“His dream is gone”: Rereading “Gatsby” with high schooler “H. Brown”

Fantastic promo cover tied to this year's Alan Ladd "Gatsby"...I mean the 1949 version. Credit: twentytwowords.com

Fantastic promo cover tied to this year’s Alan Ladd “Gatsby”…I mean the 1949 version. Credit: twentytwowords.com

With the advent of the Baz Luhrmann “Gatsby” movie, I summoned up all of my crotchetiness and decided not to see Leonardo light it up Jay-Z style, but rather to reread the Authorized Text in a paperback sitting right here between Faulkner (another Hollywood booze-drowned author) and Flaubert (Baz Luhrmann’s next subject). Have to say I loved Baz’s “Romeo and Juliet,” with the divine Clare Danes and great music, but 20 years later am feeling a bit more “get off my lawn.”





"His dream is gone." And, after this chapter, so was "H"s aqua highlighter.

“His dream is gone.” And, after this chapter, so was “H”s aqua highlighter.

“Gatsby” is really just a long afternoon’s reading pleasure of foredoomed, beautiful attitudes and outfits: plus, as high schooler “H. Brown” pointed out maybe 15 years ago when she read the book, “irony.” Rereading it on the train, I was at first annoyed by her aqua highlighting and her rounded annotations, the letters marching up margins like dutiful bunny siblings in Beatrix Potter. But after a while I was able to bring myself back to the place of a kid taking on a Set Text for the first time, in a pre-Internet era when you were kind of on your own with the words. I remembered making these cipher-like shorthand comments like “Irony,” or “Description of Gatsby,” and thinking that I’d made a significant first step at analysis. Then came the realization that there were still many more words to write to fill out the scarecrow of my “irony” sentence, along with the nagging sense that irony was both less and more than the saddle I would try to throw athwart ol’ F. Scott’s burnished sentences.

Final page, on which H. Brown doggedly saw optimism, and Adrienne Rich found the title for her 1995 collection "Dark Fields of the Republic"

Final page, on which H. Brown doggedly saw optimism, and Adrienne Rich found the title for her 1995 collection, “Dark Fields of the Republic”

The other nice thing about sharing a palimpsest-like version of Gatsby with “H. Brown” is a reminder of the community of readers. This is not something that comes across for me on an e-reader.
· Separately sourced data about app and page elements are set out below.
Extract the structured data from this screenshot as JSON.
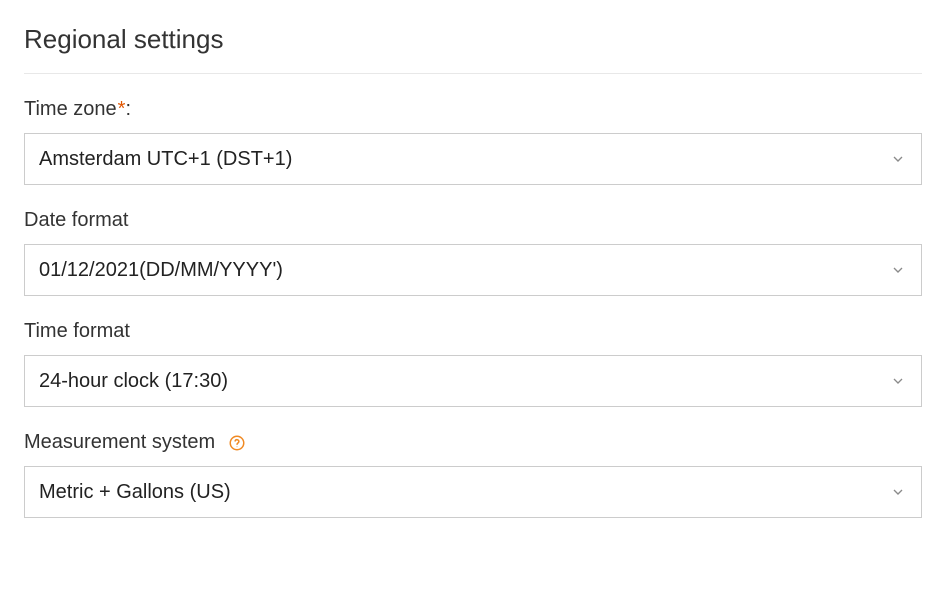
{
  "heading": "Regional settings",
  "fields": {
    "timezone": {
      "label": "Time zone",
      "colon": ":",
      "required_marker": "*",
      "value": "Amsterdam UTC+1 (DST+1)"
    },
    "dateformat": {
      "label": "Date format",
      "value": "01/12/2021(DD/MM/YYYY')"
    },
    "timeformat": {
      "label": "Time format",
      "value": "24-hour clock (17:30)"
    },
    "measurement": {
      "label": "Measurement system",
      "value": "Metric + Gallons (US)"
    }
  }
}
When I read something on a Kindle and come across a passage that thousands have “annotated” before me–probably dropping rich assortments of links to their own stinkin’ literary blogs!–it is a micro-rating system, informing me that 954 people gave an instantaneous “thumbs up” to “So we beat on, boats against the current, borne back ceaselessly into the past.” So far I haven’t yet found any interest in what others have annotated, or in joining their e-highlighting. But on this final page of “Gatsby,” I felt more a part of the history of readers coming to the novel with their own histories and abilities. I can only imagine that “H. Brown,” now maybe in her early thirties, has become acquainted with how Americans say “One fine morning…” to themselves about the most impossible outcomes, and that the optimism she saw then is tempered by age and loss, though hopefully not lost.

And just above this penultimate paragraph, in which Fitzgerald switches from what Gatsby felt to what “we” Americans feel and yearn, is the beautiful evocation of the dark fields of the republic–rolling past the Eastern cities and along out to the sparse towns of Minnesota and points west. This passage gave Adrienne Rich the title for her 1995 collection, but her desire to look across the whole of America and its people is obviously a theme that runs through her work for many years before that. Reading this copy of “Gatsby” in parallel with H. Brown is a palpable reminder that enduring books convene readers across huge gaps in time, experience and self-understanding.



One thought on ““His dream is gone”: Rereading “Gatsby” with high schooler “H. Brown”

  1. I immediately recognised H. Brown’s handwriting. I have a paperback copy of The Complete Plays by Christopher Marlowe, in which Doctor Faustus (but not Tamburlaine, Dido etc. – the reader only bothered with the set text) is annotated in an identical rounded hand, albeit by a different person on a different continent. The (inane) marginalia in question date from the 1980s. Since then, however, we have entered the post-marginalia age, and henceforth material traces left by readers will become as rare as cuneiform tablets. Indicative of this new order is the fact that the “materiality of texts” now seems to be a specialist academic niche (see recent studies such as The Torn Book: UnReading William Blake’s Marginalia), rather than an unremarkable part of ordinary everyday life.

Leave a Reply

Your email address will not be published. Required fields are marked *